3. Vent it out.
Few things feel better than a solid vent session with a friend or your significant other. After you’ve received a rejection letter, cope by talking it out with your best friend or s/o.
Tell them about how the interview went. Explain why you had such high hopes for this job. See if they have any insight to offer.
Confiding in others helps bring value to your feelings and it also makes you realize life goes on. Even when it feels terrible to be rejected, you’ll discover it’s part of life and we all go through it.
4. Reassess your professional goals.
If you find yourself being overlooked for a particular profession or promotion repeatedly, consider reassessing your career plan.
Why do hiring managers overlook you?
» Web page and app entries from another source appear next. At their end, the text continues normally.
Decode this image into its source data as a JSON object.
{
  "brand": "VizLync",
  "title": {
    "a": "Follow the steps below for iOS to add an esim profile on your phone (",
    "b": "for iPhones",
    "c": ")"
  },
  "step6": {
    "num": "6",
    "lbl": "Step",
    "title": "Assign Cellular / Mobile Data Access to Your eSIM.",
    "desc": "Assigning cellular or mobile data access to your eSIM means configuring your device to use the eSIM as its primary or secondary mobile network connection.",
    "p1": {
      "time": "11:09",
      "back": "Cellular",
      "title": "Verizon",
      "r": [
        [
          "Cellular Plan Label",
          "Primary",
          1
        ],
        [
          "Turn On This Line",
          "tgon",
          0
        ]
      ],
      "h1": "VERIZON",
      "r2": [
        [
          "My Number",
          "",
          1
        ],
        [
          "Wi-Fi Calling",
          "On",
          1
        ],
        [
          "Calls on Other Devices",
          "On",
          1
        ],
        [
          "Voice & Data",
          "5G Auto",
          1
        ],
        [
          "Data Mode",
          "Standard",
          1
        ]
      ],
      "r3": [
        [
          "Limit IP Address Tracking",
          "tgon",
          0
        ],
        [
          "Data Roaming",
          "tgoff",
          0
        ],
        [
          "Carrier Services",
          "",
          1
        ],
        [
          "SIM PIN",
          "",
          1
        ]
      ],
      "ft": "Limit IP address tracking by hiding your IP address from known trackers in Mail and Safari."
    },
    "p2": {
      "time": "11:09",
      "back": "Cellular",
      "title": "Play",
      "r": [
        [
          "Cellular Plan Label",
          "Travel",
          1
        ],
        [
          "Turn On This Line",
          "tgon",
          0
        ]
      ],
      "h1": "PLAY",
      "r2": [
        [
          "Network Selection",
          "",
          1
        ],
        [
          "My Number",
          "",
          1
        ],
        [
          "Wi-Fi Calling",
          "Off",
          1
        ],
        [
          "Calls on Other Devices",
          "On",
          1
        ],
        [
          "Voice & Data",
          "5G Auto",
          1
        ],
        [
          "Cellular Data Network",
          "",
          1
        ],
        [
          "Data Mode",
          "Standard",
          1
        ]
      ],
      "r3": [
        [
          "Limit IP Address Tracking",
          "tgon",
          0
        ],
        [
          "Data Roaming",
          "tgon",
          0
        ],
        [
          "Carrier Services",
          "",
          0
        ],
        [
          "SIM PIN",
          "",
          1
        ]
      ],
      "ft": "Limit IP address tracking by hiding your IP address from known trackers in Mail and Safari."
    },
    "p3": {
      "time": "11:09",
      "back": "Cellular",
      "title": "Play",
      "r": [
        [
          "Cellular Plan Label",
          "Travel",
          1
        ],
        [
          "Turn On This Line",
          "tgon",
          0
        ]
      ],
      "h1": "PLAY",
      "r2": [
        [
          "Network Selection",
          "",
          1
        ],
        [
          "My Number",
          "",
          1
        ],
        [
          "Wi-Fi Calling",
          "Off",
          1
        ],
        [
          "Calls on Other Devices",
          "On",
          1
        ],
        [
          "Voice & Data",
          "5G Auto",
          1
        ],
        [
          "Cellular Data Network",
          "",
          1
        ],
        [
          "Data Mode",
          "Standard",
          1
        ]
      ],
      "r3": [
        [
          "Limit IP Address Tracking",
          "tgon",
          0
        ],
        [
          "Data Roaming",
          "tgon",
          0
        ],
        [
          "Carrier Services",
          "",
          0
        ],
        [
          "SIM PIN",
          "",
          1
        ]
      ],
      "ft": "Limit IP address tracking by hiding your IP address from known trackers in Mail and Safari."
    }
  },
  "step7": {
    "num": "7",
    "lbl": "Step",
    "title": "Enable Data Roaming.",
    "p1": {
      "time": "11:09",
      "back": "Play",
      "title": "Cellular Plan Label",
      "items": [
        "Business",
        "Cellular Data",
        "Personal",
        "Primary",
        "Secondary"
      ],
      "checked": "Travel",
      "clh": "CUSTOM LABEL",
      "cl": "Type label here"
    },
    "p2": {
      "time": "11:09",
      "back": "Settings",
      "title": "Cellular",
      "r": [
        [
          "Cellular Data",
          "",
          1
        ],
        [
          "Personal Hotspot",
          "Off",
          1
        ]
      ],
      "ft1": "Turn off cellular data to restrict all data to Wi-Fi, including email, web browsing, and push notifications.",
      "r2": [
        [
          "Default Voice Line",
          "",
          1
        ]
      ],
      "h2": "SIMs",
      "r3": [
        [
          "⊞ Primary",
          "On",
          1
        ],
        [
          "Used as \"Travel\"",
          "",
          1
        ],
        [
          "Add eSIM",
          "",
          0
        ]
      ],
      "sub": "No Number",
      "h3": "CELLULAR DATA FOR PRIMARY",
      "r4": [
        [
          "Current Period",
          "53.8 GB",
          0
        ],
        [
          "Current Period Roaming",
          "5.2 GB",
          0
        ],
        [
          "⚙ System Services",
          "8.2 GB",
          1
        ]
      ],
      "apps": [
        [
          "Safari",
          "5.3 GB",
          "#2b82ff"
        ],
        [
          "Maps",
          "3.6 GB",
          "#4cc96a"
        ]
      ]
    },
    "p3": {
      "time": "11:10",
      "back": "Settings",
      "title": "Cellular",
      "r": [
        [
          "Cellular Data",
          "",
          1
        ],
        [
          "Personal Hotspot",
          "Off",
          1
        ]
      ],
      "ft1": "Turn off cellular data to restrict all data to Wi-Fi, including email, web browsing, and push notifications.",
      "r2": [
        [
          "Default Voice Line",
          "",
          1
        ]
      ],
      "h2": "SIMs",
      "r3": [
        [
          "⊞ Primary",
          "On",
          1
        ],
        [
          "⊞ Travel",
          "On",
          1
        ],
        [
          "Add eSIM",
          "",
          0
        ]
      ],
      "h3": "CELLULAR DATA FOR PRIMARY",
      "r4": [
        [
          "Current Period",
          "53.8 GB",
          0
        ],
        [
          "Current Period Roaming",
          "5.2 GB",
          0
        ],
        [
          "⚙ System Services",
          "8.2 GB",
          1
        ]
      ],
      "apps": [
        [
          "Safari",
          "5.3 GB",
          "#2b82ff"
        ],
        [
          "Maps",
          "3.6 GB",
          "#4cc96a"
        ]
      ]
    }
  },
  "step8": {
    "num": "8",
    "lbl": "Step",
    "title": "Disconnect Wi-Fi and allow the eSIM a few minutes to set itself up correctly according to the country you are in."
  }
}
How can you stand out in that particular field? Perhaps that field isn’t the right fit for you at all. It could be time for a complete career change.
Or, maybe you aren’t marketing your skills and objective as well as you could. It could be time to revamp your resume, update your reference contacts, and really streamline your portfolio.
Free webinar: How To Write The Best Job Application of Your Life
Reassessing your professional goals is essential and should be done often to ensure you are optimizing your career performance.
5. Pick yourself up and try again.
Ultimately, the best way to cope when you don’t get the job is to try again. Get back out there and put yourself back in the job market. One rejection (or even several) is not going to be the difference between you and career success.
You will find the right fit. You have to be persistent, motivated, and patient. Ultimately, finding the right career fit has a lot to do with timing. Sometimes a rejection now, ends up becoming an acceptance later.
Don’t miss this: 3 Questions for Reassessing Your Career Goals
Similarly, sometimes the job you think you want is actually not nearly as cool as the job you end up getting. Keep marketing your skills, networking with others, and searching through job boards.
[clickToTweet tweet=”Every ‘no’ is leading you to the perfect ‘yes.'” quote=”Every ‘no’ is leading you to the perfect ‘yes.'”]
While it can be soul-crushing and super disappointing to be rejected for the job you want, sometimes it’s for the best. Be open to new possibilities in unexpected places.
Even when a job sounds perfect, you might be better off waiting for the right job down the road. There are ways to cope with your disappointment when you’re overlooked for a job you so desperately wanted. The right job is coming your way. Stay positive!